More than 1,375 cases of Lyme disease were reported statewide in 2013, a record high for Maine. So far in 2014, there have been 246 reported cases of Lyme disease.
Other case counts for tickborne diseases reported in Maine so far in 2014 include:
For more information:
Cyclosporiasis is an intestinal infection caused by a microscopic parasite. Cases are usually reported from May to August. Five cases have been reported in Maine between June 24 and July 21.
Maine CDC issued a Health Alert on July 8 to increase awareness among clinicians about cyclosporiasis and the need to specifically request testing for Cyclospora in patients with prolonged diarrheal illness. The Health Alert is available at http://go.usa.gov/XXDR
Cyclosporiasis is not a reportable condition in Maine due to the low number of cases in previous years (last known case in Maine resident in 2010). However, due to large numbers of cases in the United States in 2013, Maine CDC is requesting providers report cyclosporiasis cases as an unusual condition,
since it is not commonly seen in Maine residents.

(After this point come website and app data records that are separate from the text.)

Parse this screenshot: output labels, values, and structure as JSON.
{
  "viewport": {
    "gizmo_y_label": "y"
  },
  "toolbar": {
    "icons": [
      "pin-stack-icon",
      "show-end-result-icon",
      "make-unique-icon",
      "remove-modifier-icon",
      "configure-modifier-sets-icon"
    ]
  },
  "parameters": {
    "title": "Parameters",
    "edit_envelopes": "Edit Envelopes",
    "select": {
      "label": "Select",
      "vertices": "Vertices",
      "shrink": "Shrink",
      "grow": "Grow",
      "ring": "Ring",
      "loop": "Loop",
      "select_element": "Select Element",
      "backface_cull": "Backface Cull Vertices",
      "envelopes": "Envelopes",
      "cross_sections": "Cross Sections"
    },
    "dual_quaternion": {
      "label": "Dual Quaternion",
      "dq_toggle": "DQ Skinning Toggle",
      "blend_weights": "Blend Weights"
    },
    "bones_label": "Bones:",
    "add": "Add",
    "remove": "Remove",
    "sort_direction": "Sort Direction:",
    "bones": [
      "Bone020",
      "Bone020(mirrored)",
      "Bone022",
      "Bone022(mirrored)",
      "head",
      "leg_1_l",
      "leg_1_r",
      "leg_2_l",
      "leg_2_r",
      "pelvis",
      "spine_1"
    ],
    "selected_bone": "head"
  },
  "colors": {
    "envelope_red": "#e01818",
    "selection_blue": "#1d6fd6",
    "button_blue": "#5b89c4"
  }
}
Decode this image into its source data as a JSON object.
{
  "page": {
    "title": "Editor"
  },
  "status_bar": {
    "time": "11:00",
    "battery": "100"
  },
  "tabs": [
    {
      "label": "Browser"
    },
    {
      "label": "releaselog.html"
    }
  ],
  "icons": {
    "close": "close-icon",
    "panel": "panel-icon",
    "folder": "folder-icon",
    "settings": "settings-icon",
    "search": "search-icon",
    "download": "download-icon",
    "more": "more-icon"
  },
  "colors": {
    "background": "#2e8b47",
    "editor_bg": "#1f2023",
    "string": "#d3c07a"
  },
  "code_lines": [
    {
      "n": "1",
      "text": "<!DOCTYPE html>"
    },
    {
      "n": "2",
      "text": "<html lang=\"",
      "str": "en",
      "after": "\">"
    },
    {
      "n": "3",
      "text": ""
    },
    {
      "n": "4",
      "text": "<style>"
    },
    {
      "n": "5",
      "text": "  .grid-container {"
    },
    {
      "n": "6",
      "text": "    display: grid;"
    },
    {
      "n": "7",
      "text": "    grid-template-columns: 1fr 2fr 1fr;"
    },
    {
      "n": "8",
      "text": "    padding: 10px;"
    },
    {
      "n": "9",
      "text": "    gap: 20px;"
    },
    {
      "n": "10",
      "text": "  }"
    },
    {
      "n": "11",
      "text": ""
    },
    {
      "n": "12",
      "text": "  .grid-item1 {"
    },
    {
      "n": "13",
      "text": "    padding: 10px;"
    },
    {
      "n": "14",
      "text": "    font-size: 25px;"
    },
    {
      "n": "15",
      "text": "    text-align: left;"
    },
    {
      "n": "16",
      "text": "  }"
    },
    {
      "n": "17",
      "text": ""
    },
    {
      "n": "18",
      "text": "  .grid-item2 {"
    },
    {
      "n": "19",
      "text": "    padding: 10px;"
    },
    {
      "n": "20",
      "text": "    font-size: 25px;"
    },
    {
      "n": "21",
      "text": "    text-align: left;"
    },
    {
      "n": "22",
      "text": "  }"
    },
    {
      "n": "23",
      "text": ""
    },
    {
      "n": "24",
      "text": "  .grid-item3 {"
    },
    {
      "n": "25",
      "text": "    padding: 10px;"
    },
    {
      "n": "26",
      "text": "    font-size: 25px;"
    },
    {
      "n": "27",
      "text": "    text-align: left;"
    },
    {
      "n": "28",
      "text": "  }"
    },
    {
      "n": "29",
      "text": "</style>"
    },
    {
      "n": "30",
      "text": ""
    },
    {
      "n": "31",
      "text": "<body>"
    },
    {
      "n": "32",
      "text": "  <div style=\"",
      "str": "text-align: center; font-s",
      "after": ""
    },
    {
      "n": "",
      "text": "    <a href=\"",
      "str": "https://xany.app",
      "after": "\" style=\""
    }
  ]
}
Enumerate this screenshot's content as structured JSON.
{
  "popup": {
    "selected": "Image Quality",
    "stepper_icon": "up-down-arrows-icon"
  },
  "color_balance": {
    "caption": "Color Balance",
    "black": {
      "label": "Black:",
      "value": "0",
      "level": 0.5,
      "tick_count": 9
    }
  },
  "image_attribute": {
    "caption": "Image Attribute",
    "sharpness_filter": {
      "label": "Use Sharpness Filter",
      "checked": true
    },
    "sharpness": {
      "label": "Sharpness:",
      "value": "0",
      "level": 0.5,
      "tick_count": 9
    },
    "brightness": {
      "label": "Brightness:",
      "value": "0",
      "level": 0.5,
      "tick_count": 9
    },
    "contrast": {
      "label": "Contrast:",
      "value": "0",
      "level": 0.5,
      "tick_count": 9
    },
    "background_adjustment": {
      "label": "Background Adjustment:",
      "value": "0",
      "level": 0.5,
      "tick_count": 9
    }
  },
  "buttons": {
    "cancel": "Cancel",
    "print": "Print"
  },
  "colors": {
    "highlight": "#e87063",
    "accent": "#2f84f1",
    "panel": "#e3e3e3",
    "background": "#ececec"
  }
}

For more information, visit http://go.usa.gov/X9tF
Pertussis (whooping cough)
Pertussis (whooping cough) is a cyclical disease that continues to affect a significant number of Maine residents.
There have been 230 reported cases of pertussis so far in 2014, an increase of 43 cases from two weeks ago.

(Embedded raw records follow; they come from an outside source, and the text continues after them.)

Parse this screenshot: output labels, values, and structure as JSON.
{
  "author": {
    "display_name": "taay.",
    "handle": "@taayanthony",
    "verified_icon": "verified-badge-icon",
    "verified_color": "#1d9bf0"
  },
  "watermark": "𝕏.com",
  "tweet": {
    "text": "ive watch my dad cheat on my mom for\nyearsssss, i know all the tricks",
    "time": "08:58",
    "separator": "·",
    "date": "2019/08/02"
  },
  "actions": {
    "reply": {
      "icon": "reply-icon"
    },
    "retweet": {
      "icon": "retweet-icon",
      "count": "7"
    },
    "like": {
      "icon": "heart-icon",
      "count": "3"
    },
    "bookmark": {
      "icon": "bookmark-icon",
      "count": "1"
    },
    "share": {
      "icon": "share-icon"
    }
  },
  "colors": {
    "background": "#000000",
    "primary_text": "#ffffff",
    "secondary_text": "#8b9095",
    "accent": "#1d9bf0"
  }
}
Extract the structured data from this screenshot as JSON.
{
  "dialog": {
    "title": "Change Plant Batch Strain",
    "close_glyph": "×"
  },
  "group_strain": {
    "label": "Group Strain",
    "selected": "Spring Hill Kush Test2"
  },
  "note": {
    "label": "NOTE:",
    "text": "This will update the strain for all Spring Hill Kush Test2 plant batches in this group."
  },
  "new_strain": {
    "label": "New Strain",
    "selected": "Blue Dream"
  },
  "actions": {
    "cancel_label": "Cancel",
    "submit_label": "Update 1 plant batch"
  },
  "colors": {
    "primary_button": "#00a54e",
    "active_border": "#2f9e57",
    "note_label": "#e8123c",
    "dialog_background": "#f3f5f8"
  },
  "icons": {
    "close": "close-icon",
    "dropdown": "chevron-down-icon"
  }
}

Maine CDC encourages providers continue to test and treat patients. DTaP vaccine is recommended for all infants and children. Tdap vaccine is recommended for all preteens, teens, and adults.
For more guidance and information, visit http://go.usa.gov/dCO
Dr. Shulamith Bonham, former medical director for Health Care for the Homeless in Portland, has been named 2014 TB Hero by the New England Tuberculosis Consortium.
Dr. Bonham was recognized for creating a low-barrier system for screening and treatment of latent TB infection (LTBI) within the Health Care for the Homeless clinic.
Health IT and telemedicine are important tools to help early diagnosis and treatment of the growing problem of hepatitis C (HCV) infection in the United States.
US CDC has launched a new pilot program to help use telemedicine to fight HCV, develop new treatment tools, and get them in the hands of providers to try to stem the tide of HCV infections.
For more information, see: http://www.healthit.gov/buzz-blog/health-innovation/pilot-helps-battle-hepatitis-c-health-telemedicine/
Here in Maine, we don't have very hot weather too often. So when it does get really hot, we are more likely to become sick from heat. This is because our bodies are not used to high heat, and many of our homes and buildings do not have air conditioning.
Certain people like older adults, infants, pregnant women, and people who have chronic diseases or who are sick already may feel much worse or have serious problems in extreme heat.
Heat-related illnesses happen when your body cannot cool itself. Some heat illnesses are mild, like heat rash, sunburn, and heat cramps. Others like heat exhaustion, dehydration, and heat stroke can be severe or even life-threatening.
To find out how to keep cool and healthy as the weather gets hotter this summer, go to http://go.usa.gov/X9uw